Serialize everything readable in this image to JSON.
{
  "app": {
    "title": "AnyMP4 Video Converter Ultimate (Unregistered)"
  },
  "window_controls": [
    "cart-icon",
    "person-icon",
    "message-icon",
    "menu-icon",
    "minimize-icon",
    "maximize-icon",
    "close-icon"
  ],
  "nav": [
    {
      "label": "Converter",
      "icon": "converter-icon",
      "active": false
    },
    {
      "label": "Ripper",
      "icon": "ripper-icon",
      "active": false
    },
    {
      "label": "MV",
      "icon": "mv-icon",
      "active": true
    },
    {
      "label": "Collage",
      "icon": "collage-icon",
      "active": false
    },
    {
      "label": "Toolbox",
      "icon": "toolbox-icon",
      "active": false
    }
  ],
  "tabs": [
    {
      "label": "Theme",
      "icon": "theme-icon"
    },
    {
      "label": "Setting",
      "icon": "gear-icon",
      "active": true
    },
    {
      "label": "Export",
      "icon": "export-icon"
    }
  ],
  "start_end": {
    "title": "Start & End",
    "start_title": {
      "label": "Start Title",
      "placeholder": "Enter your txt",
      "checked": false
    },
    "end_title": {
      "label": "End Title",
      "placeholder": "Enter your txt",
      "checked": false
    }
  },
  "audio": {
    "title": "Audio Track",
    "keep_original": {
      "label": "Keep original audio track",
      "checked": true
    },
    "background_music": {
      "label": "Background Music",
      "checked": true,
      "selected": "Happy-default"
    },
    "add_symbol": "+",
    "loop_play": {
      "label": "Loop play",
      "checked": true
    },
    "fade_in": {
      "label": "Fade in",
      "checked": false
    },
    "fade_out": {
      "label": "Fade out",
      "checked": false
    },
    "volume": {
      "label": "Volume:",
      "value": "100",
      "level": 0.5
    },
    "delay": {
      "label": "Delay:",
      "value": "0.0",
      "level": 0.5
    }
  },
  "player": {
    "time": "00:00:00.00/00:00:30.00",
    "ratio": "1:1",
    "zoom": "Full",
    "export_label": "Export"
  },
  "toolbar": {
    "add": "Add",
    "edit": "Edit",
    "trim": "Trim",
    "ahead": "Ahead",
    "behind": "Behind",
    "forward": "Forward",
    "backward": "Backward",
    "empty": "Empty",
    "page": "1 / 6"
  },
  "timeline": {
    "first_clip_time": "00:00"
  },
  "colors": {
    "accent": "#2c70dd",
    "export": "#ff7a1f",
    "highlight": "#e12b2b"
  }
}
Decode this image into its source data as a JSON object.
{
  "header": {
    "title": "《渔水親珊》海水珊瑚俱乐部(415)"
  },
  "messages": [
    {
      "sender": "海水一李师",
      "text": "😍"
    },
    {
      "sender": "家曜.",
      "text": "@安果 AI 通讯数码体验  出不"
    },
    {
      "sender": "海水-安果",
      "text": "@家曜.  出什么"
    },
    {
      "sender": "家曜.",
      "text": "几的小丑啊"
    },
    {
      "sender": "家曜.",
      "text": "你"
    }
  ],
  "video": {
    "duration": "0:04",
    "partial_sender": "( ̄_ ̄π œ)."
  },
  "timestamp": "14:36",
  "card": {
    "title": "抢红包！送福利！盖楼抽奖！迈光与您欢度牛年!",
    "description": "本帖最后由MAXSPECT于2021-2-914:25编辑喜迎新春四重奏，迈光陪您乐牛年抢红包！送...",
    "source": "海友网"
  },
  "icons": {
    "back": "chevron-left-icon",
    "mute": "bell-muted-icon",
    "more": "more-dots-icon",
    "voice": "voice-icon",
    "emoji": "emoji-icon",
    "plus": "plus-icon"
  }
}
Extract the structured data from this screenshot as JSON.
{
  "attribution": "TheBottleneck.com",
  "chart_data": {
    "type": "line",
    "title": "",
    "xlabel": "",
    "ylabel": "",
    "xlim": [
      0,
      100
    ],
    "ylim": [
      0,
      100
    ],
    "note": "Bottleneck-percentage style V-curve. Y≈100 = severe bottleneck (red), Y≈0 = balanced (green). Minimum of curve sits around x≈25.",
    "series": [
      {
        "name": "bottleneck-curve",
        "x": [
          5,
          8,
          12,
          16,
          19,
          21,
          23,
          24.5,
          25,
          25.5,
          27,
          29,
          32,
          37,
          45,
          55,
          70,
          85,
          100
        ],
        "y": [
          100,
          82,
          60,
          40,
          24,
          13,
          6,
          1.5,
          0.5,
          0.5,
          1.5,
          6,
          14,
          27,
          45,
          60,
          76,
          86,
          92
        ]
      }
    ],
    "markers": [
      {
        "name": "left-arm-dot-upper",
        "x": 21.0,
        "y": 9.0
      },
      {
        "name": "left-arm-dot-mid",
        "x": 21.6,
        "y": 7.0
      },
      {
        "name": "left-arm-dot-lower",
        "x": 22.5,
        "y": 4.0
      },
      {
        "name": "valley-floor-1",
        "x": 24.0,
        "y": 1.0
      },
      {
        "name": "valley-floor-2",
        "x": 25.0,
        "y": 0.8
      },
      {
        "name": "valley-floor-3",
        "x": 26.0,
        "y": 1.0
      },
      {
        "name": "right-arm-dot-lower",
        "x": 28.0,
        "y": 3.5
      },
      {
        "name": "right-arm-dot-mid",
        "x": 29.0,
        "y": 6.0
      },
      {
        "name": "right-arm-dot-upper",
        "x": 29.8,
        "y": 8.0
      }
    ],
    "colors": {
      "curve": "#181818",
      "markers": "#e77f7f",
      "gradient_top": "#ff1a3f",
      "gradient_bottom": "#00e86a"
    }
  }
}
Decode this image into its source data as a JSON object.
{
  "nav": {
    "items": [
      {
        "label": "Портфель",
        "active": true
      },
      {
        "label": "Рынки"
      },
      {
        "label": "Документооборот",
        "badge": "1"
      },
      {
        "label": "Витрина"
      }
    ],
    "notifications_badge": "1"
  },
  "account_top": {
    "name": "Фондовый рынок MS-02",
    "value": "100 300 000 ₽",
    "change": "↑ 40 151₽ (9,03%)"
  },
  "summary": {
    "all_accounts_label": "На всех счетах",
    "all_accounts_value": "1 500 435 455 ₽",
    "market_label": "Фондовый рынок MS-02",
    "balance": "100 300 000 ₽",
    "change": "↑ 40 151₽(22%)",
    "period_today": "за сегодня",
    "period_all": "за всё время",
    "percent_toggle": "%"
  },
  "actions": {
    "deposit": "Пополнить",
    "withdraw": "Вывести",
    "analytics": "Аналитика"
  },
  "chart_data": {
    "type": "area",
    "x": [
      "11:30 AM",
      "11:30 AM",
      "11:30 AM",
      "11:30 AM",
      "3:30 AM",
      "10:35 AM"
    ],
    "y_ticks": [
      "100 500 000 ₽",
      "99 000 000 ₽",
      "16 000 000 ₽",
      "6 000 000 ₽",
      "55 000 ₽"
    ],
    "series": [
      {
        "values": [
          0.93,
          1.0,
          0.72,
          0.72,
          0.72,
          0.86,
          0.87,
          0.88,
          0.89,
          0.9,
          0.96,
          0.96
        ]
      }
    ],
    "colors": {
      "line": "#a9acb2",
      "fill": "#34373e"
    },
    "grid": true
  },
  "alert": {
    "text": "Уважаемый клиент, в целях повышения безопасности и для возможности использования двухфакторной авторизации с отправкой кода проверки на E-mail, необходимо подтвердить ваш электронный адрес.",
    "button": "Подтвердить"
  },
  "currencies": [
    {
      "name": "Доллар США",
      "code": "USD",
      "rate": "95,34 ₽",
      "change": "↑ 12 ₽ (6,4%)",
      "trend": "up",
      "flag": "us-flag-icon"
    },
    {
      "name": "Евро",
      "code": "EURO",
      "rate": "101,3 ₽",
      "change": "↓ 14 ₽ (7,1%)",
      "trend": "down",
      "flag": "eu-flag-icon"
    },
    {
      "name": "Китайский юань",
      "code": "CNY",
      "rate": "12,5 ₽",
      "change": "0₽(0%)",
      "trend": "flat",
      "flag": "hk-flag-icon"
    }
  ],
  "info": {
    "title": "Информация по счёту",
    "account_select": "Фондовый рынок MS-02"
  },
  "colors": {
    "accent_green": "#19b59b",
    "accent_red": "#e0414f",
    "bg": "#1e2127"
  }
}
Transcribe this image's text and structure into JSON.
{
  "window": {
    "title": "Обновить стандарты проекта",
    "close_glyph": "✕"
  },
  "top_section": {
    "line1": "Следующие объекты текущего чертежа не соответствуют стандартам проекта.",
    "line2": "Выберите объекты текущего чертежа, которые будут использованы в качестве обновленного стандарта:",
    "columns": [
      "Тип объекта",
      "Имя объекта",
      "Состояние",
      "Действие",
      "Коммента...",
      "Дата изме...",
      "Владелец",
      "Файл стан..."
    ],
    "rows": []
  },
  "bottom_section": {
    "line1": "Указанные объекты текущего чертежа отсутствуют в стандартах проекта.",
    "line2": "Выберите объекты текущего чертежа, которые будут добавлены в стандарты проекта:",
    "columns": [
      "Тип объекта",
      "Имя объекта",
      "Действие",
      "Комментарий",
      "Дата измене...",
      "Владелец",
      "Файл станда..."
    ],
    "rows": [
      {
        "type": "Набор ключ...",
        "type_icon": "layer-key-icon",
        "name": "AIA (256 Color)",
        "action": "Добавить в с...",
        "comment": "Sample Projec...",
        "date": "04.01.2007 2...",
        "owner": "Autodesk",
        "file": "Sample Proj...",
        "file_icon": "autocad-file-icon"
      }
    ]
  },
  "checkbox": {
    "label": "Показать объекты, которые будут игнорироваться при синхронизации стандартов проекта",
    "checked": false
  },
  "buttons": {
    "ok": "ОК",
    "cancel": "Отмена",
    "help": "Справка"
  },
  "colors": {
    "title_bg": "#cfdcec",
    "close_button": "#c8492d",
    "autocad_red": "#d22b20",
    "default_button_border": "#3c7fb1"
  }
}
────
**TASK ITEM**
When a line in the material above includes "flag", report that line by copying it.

**EXERCISE SOLUTION**
      "flag": "us-flag-icon"
      "flag": "eu-flag-icon"
      "flag": "hk-flag-icon"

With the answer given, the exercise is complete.